Steven Paul Jobs was impassioned, a captivating speaker, and had an uncanny ability to see the future. But many who knew Apple's co-founder also described him as impatient, petulant, and difficult.

If I described your boss as having characteristics like those, would you go out of your way to work with him--even following him as he changed companies?

For example, when he originally left Apple in 1985, Jobs went on to found NeXT, a startup focused on producing high-powered computers for the higher education industry. (The company's software went on to be used as the foundation for what we now know as OS X, iOS, watchOS, and the App Store.)

This may have been Jobs at his worst: a 31 year old multimillionaire who was strongly convinced that he was right most--if not all--of the time. But here's the thing: a large part of the team that worked with Jobs at Apple followed him to NeXT, leaving secure jobs in pursuit of a new vision.

Which begs the question: Why in the world would they do that?

It comes down to a single reason:

Steve Jobs got the best out of people.

Don't believe me? Here's the evidence: This 20-minute video was filmed beginning in late 1985, just after "Chairman Jobs" founded NeXT. The video shows excerpts of two company retreats Jobs orchestrated, the first when the company was only three months old.
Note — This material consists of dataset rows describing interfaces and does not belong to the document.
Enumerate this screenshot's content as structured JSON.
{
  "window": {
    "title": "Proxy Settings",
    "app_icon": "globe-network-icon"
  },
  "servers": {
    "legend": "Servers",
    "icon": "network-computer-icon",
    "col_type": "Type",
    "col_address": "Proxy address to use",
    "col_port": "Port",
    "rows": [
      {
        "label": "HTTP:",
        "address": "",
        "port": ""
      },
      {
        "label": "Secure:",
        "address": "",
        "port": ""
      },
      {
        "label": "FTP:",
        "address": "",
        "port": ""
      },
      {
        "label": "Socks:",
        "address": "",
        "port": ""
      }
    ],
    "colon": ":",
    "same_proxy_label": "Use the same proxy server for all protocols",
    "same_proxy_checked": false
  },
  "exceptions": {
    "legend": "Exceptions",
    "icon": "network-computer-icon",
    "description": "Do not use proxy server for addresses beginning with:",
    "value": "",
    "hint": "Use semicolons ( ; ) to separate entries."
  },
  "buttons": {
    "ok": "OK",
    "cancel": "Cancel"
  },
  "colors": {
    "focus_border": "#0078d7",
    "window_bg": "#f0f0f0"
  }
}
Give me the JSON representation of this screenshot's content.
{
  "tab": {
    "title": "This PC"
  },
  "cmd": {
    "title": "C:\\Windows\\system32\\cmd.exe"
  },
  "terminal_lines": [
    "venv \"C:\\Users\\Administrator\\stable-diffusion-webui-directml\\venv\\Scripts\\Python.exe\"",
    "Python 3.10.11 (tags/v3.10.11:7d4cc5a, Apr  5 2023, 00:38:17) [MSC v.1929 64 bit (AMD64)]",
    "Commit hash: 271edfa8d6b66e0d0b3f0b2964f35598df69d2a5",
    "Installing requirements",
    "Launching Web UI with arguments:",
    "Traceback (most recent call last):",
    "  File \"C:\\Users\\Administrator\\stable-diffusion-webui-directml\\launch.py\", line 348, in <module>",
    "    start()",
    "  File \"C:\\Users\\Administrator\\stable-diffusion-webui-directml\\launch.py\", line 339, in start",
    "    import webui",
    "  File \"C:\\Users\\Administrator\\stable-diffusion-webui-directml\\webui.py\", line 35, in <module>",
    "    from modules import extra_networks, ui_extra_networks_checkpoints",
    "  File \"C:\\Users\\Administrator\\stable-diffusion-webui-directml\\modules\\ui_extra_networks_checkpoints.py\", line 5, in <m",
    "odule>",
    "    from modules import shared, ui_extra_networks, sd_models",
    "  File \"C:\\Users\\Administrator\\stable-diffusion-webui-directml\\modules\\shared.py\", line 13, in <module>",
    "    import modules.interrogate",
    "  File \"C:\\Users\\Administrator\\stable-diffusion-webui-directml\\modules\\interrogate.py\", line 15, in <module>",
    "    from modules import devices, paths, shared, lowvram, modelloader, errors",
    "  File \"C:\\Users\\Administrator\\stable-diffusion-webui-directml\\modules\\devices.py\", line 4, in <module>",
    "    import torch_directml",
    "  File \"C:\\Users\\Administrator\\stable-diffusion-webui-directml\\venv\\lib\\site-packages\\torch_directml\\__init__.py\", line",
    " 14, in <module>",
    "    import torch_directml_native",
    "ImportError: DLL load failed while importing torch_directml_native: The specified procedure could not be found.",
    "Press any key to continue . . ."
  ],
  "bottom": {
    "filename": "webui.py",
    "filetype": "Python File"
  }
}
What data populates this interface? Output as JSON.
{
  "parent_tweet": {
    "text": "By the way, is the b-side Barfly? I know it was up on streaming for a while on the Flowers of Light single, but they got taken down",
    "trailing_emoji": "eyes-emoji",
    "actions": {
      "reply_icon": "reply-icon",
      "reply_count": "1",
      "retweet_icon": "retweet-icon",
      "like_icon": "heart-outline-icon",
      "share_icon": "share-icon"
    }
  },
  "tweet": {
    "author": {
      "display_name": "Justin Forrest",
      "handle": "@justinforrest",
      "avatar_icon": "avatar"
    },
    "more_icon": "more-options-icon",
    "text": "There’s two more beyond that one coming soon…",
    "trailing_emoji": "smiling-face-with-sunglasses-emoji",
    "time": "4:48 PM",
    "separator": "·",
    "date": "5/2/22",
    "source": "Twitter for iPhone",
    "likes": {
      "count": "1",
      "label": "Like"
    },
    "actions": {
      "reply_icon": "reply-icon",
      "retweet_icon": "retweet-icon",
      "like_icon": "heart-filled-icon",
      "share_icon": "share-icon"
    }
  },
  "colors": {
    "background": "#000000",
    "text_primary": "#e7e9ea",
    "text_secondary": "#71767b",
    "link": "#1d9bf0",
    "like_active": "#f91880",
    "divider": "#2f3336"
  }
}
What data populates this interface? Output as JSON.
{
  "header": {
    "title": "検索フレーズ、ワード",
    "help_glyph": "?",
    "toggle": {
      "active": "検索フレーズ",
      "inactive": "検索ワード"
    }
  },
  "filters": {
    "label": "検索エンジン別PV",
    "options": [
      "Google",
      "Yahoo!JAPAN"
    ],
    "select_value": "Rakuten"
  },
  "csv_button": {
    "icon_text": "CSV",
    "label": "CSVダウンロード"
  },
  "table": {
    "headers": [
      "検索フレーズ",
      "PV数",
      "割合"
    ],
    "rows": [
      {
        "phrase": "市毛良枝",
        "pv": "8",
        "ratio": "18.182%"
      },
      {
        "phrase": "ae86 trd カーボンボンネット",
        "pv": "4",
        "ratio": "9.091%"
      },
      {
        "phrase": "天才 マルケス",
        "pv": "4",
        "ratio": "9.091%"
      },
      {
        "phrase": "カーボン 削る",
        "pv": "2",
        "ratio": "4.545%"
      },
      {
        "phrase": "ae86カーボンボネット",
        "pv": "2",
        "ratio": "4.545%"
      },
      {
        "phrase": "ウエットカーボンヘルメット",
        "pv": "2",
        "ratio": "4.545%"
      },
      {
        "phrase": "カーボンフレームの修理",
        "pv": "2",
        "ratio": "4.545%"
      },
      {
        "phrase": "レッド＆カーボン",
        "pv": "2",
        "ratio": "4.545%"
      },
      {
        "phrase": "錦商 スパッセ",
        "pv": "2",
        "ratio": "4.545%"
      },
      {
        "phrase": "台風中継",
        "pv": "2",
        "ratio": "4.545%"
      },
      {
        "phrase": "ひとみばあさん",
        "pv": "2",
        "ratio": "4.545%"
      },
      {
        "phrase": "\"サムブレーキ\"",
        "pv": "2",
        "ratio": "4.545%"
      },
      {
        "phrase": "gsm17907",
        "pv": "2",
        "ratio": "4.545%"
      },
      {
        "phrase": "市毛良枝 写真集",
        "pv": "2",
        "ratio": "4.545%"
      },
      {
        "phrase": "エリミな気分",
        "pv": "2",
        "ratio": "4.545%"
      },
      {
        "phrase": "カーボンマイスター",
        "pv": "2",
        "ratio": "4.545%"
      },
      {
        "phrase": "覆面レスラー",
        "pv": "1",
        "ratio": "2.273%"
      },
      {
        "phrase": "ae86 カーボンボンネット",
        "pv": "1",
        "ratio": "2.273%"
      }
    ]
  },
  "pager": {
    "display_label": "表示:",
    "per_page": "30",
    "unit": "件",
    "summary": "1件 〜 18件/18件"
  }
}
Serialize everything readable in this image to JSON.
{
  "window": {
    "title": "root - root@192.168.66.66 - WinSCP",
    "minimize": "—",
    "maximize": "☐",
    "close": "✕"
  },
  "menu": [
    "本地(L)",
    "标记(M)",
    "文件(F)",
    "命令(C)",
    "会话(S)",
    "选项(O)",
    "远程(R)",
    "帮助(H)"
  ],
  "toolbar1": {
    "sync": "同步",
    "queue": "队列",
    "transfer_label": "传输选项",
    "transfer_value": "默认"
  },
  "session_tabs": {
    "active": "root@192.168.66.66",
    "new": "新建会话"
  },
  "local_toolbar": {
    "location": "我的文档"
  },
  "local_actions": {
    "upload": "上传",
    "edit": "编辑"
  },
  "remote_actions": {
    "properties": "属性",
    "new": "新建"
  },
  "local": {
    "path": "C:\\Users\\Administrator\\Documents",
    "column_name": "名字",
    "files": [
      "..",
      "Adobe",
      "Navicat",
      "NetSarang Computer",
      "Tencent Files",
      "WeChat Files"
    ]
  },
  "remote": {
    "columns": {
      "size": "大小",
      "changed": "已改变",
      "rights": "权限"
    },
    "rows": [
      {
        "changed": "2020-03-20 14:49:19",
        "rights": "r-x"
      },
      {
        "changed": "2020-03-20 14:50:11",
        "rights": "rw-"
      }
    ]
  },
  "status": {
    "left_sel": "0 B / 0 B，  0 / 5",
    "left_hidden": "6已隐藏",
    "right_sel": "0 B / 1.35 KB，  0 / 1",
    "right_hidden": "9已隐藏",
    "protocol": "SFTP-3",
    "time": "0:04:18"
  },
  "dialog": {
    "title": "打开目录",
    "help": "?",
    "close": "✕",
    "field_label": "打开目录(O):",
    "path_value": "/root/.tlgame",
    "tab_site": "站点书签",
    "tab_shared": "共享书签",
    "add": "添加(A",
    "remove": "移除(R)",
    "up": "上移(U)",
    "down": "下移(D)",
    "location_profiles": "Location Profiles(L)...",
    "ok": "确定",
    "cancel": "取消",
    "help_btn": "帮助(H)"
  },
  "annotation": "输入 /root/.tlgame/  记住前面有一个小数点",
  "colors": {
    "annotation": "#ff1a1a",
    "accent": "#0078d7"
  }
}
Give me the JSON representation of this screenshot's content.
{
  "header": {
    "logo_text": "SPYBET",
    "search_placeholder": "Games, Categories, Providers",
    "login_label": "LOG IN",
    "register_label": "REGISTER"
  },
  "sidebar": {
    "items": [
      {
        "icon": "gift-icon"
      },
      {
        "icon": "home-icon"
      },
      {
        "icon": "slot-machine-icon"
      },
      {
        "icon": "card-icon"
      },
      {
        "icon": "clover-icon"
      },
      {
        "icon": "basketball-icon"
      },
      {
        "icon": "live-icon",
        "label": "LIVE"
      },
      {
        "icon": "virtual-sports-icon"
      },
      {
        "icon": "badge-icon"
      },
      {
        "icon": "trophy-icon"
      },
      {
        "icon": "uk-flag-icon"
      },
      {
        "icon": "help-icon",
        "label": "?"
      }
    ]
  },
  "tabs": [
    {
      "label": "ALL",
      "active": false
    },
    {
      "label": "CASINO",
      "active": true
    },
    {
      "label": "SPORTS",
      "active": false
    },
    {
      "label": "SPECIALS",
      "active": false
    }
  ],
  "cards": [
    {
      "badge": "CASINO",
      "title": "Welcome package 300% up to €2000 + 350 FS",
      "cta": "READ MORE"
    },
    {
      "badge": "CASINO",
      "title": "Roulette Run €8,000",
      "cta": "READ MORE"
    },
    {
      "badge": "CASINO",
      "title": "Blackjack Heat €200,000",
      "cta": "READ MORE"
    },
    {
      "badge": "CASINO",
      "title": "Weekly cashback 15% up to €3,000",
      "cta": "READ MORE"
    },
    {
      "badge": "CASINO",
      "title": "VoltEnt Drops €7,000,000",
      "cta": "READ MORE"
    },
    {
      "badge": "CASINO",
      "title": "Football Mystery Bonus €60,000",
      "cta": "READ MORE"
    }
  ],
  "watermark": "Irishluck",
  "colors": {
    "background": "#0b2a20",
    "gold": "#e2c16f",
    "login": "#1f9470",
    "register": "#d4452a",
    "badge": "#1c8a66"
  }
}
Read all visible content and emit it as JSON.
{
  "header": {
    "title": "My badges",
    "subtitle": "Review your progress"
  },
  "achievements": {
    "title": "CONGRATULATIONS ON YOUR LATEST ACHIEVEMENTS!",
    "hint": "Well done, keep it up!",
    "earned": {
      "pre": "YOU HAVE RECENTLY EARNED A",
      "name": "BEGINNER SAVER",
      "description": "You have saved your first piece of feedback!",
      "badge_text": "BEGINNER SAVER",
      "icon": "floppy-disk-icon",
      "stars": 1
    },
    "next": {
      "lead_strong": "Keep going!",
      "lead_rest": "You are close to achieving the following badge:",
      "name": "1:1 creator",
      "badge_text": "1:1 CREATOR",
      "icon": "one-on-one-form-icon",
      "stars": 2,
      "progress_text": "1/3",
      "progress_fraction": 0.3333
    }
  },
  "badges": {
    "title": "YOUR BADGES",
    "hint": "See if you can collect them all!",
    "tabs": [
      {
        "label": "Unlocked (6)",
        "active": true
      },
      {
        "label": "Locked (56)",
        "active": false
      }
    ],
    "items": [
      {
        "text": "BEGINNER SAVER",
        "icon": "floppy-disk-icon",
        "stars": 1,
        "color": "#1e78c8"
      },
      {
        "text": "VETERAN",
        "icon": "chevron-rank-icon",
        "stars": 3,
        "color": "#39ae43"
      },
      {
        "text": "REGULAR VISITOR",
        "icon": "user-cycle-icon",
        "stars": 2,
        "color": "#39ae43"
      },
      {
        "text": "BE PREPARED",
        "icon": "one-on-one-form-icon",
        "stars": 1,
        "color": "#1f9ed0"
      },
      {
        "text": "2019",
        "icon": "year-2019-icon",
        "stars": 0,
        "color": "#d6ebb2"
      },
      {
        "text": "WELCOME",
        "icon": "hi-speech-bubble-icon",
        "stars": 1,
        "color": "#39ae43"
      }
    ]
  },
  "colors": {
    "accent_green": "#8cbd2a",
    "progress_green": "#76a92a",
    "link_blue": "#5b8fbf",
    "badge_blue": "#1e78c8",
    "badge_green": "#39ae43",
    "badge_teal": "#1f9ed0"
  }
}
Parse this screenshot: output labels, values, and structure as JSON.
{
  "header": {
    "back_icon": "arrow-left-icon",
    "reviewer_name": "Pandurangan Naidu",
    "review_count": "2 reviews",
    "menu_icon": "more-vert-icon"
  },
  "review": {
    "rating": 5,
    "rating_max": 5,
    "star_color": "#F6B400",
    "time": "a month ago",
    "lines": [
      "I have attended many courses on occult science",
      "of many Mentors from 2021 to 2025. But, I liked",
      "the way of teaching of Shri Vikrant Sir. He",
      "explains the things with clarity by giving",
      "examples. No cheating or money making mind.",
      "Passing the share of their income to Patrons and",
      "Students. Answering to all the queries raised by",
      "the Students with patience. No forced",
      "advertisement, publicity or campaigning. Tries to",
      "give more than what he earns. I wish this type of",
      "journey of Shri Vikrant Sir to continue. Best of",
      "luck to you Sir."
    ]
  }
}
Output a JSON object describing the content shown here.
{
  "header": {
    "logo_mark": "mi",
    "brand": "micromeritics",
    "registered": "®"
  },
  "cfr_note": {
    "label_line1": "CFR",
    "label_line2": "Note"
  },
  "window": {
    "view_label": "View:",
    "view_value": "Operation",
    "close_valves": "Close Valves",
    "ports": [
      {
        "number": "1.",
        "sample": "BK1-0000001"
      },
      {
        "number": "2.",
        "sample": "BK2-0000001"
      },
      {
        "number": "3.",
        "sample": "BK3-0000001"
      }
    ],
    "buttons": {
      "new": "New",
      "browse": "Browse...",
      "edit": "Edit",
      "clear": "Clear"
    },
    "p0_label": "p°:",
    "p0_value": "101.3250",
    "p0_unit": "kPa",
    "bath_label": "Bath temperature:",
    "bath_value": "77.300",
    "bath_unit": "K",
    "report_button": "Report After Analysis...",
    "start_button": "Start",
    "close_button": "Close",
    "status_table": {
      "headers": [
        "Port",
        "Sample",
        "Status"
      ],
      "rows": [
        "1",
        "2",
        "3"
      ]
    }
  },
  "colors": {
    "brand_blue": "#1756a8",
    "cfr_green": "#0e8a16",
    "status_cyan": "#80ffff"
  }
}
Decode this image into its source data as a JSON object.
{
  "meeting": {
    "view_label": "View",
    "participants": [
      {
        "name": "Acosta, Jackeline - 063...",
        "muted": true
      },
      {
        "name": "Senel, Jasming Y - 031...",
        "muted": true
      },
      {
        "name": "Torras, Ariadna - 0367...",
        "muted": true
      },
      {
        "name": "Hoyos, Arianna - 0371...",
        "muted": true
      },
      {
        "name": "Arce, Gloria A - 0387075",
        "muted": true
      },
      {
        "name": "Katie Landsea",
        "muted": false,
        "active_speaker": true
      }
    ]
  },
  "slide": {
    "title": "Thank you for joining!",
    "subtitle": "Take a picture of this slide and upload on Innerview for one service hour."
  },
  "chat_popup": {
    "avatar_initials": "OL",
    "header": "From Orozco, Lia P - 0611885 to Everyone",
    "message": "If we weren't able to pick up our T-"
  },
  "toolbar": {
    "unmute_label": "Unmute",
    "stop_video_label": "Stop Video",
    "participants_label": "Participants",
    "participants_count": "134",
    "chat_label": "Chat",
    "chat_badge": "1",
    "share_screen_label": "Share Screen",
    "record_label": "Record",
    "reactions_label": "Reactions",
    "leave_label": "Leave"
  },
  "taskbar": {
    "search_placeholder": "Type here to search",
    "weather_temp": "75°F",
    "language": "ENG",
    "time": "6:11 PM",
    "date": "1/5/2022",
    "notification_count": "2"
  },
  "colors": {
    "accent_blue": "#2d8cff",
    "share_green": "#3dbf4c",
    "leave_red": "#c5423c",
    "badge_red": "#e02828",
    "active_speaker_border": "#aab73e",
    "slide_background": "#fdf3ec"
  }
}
I've viewed this short video countless times, written about it, and used it to teach. It well illustrates some spectacular lessons in leadership.

If you want to get the most out of your team, make sure to:

1. Praise them.

Jobs may be remembered most for his penchant for criticism, but here's the other side. At the 12:22 mark, which takes place towards the end of the first retreat, Jobs says the following:

I find myself making lists of things we don't know, and then I remember that our company's 90 days old. And I look back to all the things we do know. And it's really phenomenal how far we've come in 90 days.

We all crave to hear that we've done well, even when things aren't going great. Regardless of the problems and challenges faced by your team, make sure you're also looking for the positive--and commending your people for what they're doing right.

2. Listen to them.

At the 7:26 mark, Jobs works on establishing priorities for the next several months. He gives the team the opportunity to speak their mind, and uses their opinions to inform, adjust, and highlight those priorities.

But you'll notice Jobs isn't passive in this process--he acknowledges when he understands certain points and uses questions and comments to clarify and refine others.

Remember: Listening is more than hearing what your people have to say. It's the effort to understand, and get value from their perspectives.

3. Challenge them.

Throughout the video, Jobs probes and challenges. He doesn't quickly "agree to disagree." Rather, he defends his position, and wants his team to do the same.

The point is not to argue for the sake of arguing. But you also shouldn't accept what your team has to tell you at face value--no matter how smart they are.

4. Be accountable with them.

The second half of the video takes place three months after the first, when the team returns for a second retreat. Despite progress, many goals haven't been reached--made evident with the first slide to Jobs's presentation: "The Honeymoon Is Over."

But noteworthy is Jobs's assessment of the situation, found at the 17:27 mark (Bold type mine):

One of the things I don't see is ... I don't see it in myself, I don't see it in enough of the rest of us is, I don't see that 'startup hustle.' In other words, if we zoom out at the big picture, it would be a shame to have lost the war because we won a few battles. And I sort of feel like I and some of the rest of us are concentrating too much on the smaller battles ... and we're not keeping the war in perspective. And the war is called survival.

Jobs doesn't only see single mistakes--he clearly identifies a problem with the mindset. But most importantly, he recognizes his responsibility as the leader, and places blame first exactly where it should be--on himself.

True leadership isn't about position, it's action: getting down in the trenches with your team, accepting responsibility, and setting the right example.

5. Lead them.

At the 6:53 mark, Jobs gives a mini-master class on proper leadership:

There needs to be someone who is the keeper and reiterator of the vision.... A lot of times, when you have to walk a thousand miles and you take the first step, it looks like a long way, and it really helps if there's someone there saying, "Well we're one step closer.... The goal definitely exists; it's not just a mirage out there."

This is what a leader does: He or she guides, keeps everyone moving forward--and gets them to the destination.

Andy Cunningham, who helped lead the PR and marketing efforts that launched the Macintosh, is one of the employees seen in the video. Not only did she follow Jobs from Apple to NeXT, she continued to work with him closely at Pixar.

Here's what she had to say about Jobs in an essay she penned for Mashable:

I spent five years working closely with Steve and it was a most phenomenal experience that touched me emotionally every day with amazement, anger, and satisfaction all at once. It took me way beyond where I ever thought I would go. I wouldn't change it for the world.

That's why people followed Jobs around: Simply put, he made them better.

So, I ask: What are you doing for your people today?